**PROVIDED RECORDS**
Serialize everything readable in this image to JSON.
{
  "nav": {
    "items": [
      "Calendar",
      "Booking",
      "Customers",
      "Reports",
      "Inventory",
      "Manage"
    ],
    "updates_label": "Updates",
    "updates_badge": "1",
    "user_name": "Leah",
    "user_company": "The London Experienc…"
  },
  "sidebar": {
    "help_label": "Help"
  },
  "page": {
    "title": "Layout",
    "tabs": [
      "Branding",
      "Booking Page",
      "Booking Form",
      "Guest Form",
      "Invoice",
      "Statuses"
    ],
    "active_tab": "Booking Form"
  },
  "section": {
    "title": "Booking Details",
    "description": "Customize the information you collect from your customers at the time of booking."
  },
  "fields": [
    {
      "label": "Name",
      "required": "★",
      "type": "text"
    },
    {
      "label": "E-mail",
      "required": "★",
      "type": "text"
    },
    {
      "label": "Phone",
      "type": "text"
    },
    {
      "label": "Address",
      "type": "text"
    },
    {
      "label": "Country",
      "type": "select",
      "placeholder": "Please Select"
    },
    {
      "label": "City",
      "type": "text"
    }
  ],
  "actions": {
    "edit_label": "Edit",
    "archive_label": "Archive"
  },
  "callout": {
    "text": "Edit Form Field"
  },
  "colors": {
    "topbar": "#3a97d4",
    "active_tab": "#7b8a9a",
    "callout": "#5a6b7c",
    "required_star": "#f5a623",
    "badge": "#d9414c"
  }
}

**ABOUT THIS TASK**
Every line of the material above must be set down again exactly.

**ANSWER AREA**
Serialize everything readable in this image to JSON.
{
  "nav": {
    "items": [
      "Calendar",
      "Booking",
      "Customers",
      "Reports",
      "Inventory",
      "Manage"
    ],
    "updates_label": "Updates",
    "updates_badge": "1",
    "user_name": "Leah",
    "user_company": "The London Experienc…"
  },
  "sidebar": {
    "help_label": "Help"
  },
  "page": {
    "title": "Layout",
    "tabs": [
      "Branding",
      "Booking Page",
      "Booking Form",
      "Guest Form",
      "Invoice",
      "Statuses"
    ],
    "active_tab": "Booking Form"
  },
  "section": {
    "title": "Booking Details",
    "description": "Customize the information you collect from your customers at the time of booking."
  },
  "fields": [
    {
      "label": "Name",
      "required": "★",
      "type": "text"
    },
    {
      "label": "E-mail",
      "required": "★",
      "type": "text"
    },
    {
      "label": "Phone",
      "type": "text"
    },
    {
      "label": "Address",
      "type": "text"
    },
    {
      "label": "Country",
      "type": "select",
      "placeholder": "Please Select"
    },
    {
      "label": "City",
      "type": "text"
    }
  ],
  "actions": {
    "edit_label": "Edit",
    "archive_label": "Archive"
  },
  "callout": {
    "text": "Edit Form Field"
  },
  "colors": {
    "topbar": "#3a97d4",
    "active_tab": "#7b8a9a",
    "callout": "#5a6b7c",
    "required_star": "#f5a623",
    "badge": "#d9414c"
  }
}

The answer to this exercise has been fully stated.